Talks ongoing to see if London Marathon will count towards Olympic qualification

By Nick Mashiter, PA
PA Media: Sport

The London Marathon will seek clarification from World Athletics over whether results for the rescheduled race can go towards Olympic qualification.

The event was due to be held on Sunday but has been delayed until October 4 because of the coronavirus pandemic.

World Athletics announced this month the qualification period for the Olympic Games was suspended until the start of December after the Tokyo Games were delayed until next year.

Scroll to continue with content
Ad
The London Marathon has been delayed (Steven Paston/PA)
The London Marathon has been delayed (Steven Paston/PA)

London Marathon race director Hugh Brasher said: “The time someone would run, if they hadn’t got the qualifying time, wouldn’t count.

“We are in talks with World Athletics about that or whether that was a decision made around track and field or marathon runners. It’s such a movable feast. Those conversations are ongoing.”

The race was postponed in March and pushed back six months but Brasher admits the date may move again.

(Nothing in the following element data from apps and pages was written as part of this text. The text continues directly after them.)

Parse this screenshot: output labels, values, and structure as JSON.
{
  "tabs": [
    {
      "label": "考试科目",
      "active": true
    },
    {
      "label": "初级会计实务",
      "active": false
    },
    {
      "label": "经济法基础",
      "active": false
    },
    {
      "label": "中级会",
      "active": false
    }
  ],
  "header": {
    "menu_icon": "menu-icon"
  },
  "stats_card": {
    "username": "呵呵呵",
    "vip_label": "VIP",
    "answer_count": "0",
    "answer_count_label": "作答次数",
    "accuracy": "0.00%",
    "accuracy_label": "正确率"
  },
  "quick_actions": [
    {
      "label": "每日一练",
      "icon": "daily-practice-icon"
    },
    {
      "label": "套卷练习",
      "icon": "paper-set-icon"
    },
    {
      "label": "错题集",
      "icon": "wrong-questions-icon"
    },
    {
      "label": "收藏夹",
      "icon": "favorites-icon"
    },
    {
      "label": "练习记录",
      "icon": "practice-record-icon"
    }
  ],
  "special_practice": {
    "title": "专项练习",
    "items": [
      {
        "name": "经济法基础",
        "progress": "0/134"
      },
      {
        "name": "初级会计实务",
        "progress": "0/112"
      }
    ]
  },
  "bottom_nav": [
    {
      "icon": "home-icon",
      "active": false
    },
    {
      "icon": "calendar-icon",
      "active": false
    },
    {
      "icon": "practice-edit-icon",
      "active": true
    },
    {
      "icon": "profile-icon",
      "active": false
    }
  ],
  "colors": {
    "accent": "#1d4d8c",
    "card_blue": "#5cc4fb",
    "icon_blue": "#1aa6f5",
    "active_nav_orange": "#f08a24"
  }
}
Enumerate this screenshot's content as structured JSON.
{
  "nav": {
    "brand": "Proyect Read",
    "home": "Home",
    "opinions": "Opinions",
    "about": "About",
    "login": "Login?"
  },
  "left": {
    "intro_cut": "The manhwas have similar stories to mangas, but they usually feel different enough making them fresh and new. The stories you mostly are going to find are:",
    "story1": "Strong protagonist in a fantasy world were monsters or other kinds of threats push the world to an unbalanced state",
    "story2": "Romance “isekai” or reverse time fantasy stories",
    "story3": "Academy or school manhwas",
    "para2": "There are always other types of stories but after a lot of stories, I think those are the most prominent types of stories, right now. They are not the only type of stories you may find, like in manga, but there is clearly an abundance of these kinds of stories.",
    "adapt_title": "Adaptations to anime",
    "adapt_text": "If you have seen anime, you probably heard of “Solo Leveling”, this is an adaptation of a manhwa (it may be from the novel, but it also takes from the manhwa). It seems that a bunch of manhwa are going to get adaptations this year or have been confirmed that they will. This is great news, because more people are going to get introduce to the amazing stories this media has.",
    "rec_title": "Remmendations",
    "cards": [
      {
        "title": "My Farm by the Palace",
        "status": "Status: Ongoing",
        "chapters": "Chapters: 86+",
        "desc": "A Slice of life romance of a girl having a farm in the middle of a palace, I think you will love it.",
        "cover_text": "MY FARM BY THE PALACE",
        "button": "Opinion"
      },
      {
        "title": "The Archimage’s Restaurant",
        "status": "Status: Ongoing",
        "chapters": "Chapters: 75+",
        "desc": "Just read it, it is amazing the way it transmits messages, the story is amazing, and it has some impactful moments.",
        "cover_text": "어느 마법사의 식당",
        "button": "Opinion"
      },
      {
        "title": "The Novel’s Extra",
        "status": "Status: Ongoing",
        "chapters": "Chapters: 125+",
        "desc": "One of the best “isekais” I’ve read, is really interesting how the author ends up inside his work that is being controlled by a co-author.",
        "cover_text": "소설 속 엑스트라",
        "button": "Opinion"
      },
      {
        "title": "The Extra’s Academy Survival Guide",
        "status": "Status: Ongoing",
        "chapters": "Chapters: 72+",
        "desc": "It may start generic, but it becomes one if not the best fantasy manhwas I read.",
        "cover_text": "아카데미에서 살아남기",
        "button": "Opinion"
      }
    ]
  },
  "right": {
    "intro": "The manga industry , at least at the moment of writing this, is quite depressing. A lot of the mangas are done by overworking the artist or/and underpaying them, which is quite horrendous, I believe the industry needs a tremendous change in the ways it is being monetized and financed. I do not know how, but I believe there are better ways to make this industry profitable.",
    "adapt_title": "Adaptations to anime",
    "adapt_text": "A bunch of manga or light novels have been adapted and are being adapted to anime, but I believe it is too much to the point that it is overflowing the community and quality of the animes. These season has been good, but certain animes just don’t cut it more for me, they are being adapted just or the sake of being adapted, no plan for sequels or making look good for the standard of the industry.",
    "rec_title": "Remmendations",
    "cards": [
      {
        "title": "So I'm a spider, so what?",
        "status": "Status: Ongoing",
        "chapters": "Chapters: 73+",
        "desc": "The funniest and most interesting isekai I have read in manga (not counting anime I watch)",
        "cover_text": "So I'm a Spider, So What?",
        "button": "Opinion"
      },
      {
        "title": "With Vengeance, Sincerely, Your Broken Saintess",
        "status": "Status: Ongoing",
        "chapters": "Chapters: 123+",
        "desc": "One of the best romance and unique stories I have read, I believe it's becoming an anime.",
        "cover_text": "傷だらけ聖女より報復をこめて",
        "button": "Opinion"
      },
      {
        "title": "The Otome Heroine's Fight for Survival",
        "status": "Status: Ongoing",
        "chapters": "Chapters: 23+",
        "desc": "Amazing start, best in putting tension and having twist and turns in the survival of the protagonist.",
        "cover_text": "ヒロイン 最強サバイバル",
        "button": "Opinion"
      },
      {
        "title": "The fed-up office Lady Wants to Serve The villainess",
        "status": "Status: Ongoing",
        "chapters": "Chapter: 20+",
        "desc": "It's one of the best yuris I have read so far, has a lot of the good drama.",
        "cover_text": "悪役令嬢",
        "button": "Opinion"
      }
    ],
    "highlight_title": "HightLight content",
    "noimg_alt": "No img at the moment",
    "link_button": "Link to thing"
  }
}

“We are looking at so many different scenarios and those scenarios have quadrupled in the last 48 hours,” he said.

“I was on a call with the other race directors around the world and collectively we swapped ideas. I chucked one in we had which blew a few people’s minds and we have a call next week when we’re leaning from each other.

Eliud Kipchoge set a sub two-hour marathon time with the aid of pacemakers (Bob Martin/INEOS/PA)
Eliud Kipchoge set a sub two-hour marathon time with the aid of pacemakers (Bob Martin/INEOS/PA)

“There are so many scenarios we’re doing and nothing is off the table. We have to look at it holistically for society. It’s what is right for society and that’s a really important part of the decision-making process.

“Probably there are about 10 different scenarios, some will drop off as things change.”

Eliud Kipchoge, who ran the first sub-two hour marathon in Vienna last year, was due to defend his title.

It was not an official world record because of the use of pacemakers but the Kenyan believes someone will eventually break the barrier in open competition.

He said: “Why not? I trust and believe in the next 10 years someone will run two hours in a normal marathon. I trust I have shown everyone the way.”

What to read next